Well, there could be written much more and many photos attached, but instead of that, I would rather prefer to recommend a movie to all who like to enjoy Istanbul in a humoristic and entertaining way: The title of the movie, a criminal comedy, is just "TOPKAPI", and it is certainly available in many online DVD or VHS shops. The elderly among us will recall it. It was produced somewhen in the 60's with starring Maximilian Schell as a smart burglar, Melina Mercouri as his bride, and Peter Ustinov, their clumsy and reluctant assistant. The movie has been produced chiefly in Istanbul and shows a lot of views. The plot is generally the following: Melina Mercouri and Maximilian Schell are planning to steal the Sultan's dagger from the Topkapı Museum, covered over and over with invaluably precious emeralds. As the floor of the museum is fitted with alarm sensors overnight, it is not possible to reach the glass cupboard on the traditional way. So they hire two trapeze artists, which are supposed to lower themselves down to the cupboard through a hatch in the roof of the museum, thus without touching the floor at all. A real problem to be solved was Ahırkapı Lighthouse. Up to the present day the beam of its light sweeps every six seconds along the whole eastern walls of the Topkapı Serail and illuminates them brightly. Thus the artists and Peter Ustinov (whose job was to stand by the climbing rope) could not remain undiscovered during their mission. But Melina Mercouri had the idea to visit the lighthouse warden of Ahırkapı and invited him for a game of "tavla" (... not Backgammon!). No Turk can withstand such an invitation, and certainly not from a charming lady. Whilst they are playing and the artists start their way up the façade, Maximilian Schell enters the chamber where the gear and machinery for turning the lens of the lighthouse is located. He stops the gearwheels for several minutes, just in the moment when the beam is directed towards the sea instead towards Topkapı Serail. All goes well and the artists manage to steal the dagger. But at the very end, however, all of them get caught.
More I do not tell, get the movie and have a look yourself. You will understand why the gloomy chief of Istanbul's Secret Police after having all of them arrested and being asked by them how he could find out despite all was so perfectly planned - simply replied:
"A small bird has chirped it into my ears..."
I do not believe this really happened, but the movie is entertaining and shows a lot of Istanbul. And the actors are certainly not worse than our modern ones, - to my old fashioned opinion even better and for my taste the movie has a far higher entertainment value than all this modern hi-tech stuff, ... and its production did certainly not cost hundreds of millions of Dollars.
Well, this was my Istanbul confluence. Finally I say:

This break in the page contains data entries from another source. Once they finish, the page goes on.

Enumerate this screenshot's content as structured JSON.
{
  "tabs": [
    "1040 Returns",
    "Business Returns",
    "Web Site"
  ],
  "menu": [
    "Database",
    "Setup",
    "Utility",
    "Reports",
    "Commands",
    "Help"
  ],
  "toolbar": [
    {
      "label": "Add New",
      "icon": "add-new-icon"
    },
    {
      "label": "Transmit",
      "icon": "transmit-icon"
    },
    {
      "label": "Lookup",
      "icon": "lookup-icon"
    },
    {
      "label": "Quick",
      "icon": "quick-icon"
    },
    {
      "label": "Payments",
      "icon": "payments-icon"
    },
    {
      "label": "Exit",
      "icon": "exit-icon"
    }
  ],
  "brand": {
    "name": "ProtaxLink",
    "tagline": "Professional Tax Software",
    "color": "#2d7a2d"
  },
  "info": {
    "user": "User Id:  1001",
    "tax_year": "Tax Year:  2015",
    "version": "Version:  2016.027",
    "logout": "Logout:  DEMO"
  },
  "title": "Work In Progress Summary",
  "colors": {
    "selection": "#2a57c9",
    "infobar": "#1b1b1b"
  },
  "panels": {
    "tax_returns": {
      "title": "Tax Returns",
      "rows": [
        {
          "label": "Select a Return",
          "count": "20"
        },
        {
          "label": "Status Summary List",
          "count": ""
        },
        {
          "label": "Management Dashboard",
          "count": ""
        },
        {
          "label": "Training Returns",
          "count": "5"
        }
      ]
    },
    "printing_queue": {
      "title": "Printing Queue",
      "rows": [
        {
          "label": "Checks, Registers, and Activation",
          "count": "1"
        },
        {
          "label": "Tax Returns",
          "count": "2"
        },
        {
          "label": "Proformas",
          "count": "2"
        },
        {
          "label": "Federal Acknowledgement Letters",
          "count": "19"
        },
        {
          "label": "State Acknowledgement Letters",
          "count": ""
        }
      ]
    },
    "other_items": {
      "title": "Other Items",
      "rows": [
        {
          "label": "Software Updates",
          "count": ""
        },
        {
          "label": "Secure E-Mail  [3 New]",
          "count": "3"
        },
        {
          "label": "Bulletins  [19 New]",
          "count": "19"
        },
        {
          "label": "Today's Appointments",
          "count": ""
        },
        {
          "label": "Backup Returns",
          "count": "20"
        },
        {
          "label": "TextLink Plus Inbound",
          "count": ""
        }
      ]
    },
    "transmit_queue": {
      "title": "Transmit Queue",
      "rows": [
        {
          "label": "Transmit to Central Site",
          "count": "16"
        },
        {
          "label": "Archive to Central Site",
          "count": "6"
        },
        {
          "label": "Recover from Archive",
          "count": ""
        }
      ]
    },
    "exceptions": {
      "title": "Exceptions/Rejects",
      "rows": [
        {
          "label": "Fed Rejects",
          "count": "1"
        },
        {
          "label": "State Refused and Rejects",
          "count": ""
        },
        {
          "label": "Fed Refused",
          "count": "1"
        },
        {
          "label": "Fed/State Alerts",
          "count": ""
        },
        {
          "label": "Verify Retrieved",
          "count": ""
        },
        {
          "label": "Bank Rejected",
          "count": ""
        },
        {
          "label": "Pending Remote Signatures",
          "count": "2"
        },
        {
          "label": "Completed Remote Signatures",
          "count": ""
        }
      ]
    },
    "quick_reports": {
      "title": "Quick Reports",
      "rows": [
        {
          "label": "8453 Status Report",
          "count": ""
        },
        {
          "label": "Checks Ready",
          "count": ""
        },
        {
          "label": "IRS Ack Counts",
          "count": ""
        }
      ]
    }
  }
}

Teşekkür ederim (many thanks), Sector Kadıköy Traffic Control, for your "understanding" and not having shot onto me with heavy artillery when I did not follow your speed instructions properly this morning before sunrise... ;-)